Work item: Report every line of the records that contains the word "this".

Data about app and page elements:
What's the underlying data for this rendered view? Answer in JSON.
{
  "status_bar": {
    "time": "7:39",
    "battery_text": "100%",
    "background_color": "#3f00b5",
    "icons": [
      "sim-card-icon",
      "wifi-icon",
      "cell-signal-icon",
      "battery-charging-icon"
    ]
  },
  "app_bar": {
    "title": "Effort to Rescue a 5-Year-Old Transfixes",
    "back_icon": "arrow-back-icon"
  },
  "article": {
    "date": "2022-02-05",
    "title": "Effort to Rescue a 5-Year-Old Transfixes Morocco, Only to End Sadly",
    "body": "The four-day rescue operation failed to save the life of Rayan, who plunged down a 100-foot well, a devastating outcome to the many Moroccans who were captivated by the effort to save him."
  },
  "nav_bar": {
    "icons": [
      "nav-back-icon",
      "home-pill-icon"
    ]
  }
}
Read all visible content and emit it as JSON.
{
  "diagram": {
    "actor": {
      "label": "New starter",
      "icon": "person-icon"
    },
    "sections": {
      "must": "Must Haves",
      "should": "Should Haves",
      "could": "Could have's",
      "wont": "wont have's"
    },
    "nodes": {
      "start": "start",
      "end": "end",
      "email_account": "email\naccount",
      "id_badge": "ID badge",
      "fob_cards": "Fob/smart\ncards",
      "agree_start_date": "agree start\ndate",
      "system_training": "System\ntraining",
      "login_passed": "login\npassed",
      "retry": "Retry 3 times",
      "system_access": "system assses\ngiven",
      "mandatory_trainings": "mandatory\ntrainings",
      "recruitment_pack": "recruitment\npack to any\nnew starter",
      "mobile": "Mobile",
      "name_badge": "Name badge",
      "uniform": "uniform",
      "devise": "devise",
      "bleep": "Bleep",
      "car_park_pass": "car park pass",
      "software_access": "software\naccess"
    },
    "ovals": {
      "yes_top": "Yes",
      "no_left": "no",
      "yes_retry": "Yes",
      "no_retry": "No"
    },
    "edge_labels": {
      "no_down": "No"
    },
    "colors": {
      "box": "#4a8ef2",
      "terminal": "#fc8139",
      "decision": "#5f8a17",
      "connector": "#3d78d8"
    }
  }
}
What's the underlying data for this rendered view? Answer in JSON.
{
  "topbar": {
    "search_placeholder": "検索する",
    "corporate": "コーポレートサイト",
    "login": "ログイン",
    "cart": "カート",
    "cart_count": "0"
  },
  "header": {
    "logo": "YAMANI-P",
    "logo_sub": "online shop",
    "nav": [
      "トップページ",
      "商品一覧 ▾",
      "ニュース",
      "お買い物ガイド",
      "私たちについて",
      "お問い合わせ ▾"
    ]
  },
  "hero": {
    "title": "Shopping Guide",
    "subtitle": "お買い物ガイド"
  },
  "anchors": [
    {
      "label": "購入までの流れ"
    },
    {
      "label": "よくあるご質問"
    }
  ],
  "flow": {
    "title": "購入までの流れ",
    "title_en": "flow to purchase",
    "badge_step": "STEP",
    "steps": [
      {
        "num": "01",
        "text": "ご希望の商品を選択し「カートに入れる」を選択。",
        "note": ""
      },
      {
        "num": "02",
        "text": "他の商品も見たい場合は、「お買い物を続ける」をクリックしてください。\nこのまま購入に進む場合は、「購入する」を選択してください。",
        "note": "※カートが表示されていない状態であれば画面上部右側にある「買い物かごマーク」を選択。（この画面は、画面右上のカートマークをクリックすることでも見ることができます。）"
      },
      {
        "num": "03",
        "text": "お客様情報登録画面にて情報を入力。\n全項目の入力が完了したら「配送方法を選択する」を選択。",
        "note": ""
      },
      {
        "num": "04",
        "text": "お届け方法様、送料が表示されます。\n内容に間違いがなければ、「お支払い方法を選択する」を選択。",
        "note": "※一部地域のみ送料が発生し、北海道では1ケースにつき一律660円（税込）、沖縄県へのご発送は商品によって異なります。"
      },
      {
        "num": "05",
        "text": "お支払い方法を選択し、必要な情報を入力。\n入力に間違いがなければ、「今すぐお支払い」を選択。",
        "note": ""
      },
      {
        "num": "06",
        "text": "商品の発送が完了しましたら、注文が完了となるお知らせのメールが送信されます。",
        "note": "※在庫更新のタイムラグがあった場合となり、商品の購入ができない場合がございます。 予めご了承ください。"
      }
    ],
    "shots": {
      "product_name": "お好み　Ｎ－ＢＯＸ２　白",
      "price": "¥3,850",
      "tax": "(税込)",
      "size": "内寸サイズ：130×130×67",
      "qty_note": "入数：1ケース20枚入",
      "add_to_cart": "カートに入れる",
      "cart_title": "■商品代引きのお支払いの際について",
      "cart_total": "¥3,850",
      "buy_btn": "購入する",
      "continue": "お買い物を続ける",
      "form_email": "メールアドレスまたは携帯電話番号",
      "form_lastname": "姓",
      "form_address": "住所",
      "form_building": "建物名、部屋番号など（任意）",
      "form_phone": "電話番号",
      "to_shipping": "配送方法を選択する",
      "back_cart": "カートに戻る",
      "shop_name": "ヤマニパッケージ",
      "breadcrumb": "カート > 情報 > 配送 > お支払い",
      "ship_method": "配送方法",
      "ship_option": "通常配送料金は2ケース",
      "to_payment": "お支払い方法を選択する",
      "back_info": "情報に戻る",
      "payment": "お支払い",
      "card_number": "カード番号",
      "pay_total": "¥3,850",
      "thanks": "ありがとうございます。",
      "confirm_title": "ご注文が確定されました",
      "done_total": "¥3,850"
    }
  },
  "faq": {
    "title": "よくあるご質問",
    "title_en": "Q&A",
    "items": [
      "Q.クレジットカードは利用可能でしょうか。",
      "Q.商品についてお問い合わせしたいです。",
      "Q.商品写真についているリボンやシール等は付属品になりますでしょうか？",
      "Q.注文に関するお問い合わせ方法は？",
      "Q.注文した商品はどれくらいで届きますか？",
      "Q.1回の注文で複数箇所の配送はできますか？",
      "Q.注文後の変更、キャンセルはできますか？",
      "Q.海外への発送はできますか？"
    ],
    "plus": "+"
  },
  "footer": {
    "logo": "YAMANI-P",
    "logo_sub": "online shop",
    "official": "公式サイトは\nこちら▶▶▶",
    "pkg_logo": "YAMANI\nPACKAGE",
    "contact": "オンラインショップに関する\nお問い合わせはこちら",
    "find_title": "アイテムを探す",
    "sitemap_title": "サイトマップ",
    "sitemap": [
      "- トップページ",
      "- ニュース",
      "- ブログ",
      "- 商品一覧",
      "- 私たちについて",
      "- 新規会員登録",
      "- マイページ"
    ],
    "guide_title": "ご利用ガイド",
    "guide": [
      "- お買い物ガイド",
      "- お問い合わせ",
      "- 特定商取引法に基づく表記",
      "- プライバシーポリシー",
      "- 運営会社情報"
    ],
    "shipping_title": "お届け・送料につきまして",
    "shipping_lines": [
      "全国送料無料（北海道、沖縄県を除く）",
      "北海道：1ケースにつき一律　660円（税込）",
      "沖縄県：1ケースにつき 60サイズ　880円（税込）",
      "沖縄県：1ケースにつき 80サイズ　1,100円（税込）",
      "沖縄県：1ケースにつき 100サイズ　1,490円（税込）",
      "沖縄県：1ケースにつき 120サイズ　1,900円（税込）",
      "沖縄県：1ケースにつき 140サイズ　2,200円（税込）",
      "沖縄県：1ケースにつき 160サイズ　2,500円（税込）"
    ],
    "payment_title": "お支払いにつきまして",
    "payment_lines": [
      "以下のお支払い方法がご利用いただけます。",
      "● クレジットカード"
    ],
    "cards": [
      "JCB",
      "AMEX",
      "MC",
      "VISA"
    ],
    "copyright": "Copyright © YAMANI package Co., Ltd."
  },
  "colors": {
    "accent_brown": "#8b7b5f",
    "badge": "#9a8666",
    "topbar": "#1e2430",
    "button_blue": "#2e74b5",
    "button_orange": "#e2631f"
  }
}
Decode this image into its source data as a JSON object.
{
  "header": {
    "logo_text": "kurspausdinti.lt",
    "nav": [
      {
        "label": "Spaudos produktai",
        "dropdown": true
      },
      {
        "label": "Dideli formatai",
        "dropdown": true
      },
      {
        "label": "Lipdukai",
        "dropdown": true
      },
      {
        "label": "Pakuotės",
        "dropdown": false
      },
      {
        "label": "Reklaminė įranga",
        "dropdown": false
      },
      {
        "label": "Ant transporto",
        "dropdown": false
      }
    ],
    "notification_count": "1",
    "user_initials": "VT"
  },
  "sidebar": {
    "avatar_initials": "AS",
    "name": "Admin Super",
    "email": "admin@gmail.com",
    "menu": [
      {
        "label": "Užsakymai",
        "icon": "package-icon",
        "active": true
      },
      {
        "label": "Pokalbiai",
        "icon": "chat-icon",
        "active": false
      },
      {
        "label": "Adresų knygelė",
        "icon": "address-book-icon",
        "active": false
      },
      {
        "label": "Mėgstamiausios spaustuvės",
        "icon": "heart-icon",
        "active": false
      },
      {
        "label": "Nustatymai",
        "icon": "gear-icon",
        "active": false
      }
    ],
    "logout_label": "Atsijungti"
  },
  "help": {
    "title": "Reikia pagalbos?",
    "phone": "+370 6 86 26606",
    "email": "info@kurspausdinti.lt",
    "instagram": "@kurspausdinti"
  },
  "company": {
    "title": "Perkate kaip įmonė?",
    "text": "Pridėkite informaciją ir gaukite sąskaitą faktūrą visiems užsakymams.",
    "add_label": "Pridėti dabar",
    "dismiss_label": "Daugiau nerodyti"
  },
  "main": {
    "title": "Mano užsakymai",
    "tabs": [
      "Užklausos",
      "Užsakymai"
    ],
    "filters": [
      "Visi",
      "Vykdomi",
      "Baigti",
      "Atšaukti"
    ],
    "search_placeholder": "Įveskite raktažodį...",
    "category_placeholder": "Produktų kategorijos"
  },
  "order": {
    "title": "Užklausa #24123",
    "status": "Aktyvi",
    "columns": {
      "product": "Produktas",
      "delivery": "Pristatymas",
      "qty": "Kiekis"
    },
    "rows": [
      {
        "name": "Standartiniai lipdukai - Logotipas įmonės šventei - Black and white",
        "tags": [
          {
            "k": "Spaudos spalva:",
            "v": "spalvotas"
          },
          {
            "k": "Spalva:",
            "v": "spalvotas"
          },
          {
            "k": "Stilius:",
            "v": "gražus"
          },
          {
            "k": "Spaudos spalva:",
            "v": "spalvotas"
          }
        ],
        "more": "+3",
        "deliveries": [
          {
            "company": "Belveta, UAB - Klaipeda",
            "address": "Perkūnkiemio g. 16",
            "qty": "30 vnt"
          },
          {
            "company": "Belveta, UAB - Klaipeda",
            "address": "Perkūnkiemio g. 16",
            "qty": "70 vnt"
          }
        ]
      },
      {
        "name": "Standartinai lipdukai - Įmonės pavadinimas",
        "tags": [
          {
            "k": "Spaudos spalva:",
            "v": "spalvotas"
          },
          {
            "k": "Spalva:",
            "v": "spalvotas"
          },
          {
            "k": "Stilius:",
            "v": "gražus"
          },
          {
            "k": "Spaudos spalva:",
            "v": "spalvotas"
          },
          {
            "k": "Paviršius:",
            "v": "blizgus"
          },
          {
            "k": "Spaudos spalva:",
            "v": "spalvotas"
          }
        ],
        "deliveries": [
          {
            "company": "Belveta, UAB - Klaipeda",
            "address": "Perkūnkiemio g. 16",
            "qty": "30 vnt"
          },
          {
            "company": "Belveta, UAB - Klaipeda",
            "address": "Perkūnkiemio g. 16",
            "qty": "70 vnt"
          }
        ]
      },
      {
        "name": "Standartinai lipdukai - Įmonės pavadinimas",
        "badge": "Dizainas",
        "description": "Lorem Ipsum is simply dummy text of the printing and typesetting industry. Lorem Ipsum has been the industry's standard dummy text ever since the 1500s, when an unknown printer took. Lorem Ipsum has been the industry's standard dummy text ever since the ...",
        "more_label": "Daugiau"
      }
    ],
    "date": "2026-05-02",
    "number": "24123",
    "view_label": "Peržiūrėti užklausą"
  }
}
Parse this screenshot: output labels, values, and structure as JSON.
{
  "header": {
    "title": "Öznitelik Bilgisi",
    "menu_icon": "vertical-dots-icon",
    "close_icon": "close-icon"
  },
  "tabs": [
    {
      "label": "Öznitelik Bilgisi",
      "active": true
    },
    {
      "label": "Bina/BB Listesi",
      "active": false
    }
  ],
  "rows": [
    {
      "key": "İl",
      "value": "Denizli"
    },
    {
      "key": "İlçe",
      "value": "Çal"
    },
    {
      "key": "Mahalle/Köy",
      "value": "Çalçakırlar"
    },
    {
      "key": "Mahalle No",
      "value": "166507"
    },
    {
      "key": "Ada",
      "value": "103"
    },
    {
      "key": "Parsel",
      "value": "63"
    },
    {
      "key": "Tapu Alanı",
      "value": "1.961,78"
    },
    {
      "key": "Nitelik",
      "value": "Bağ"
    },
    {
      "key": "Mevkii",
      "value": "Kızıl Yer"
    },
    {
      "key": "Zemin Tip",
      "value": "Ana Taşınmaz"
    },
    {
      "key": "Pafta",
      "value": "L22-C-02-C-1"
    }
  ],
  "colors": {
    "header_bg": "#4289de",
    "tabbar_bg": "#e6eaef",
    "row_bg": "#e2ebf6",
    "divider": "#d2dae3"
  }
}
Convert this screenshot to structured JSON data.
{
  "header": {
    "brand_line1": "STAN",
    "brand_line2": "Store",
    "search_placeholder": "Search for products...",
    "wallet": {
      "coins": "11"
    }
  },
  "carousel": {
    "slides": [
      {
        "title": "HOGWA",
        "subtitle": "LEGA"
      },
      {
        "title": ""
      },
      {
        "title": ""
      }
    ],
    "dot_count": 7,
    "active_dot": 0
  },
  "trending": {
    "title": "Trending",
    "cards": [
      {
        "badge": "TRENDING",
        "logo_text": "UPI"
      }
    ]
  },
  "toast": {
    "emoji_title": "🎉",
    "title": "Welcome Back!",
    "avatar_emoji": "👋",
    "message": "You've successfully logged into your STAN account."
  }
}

Worked solution:
What's the underlying data for this rendered view? Answer in JSON.
What's the underlying data for this rendered view? Answer in JSON.
Decode this image into its source data as a JSON object.
Parse this screenshot: output labels, values, and structure as JSON.
Convert this screenshot to structured JSON data.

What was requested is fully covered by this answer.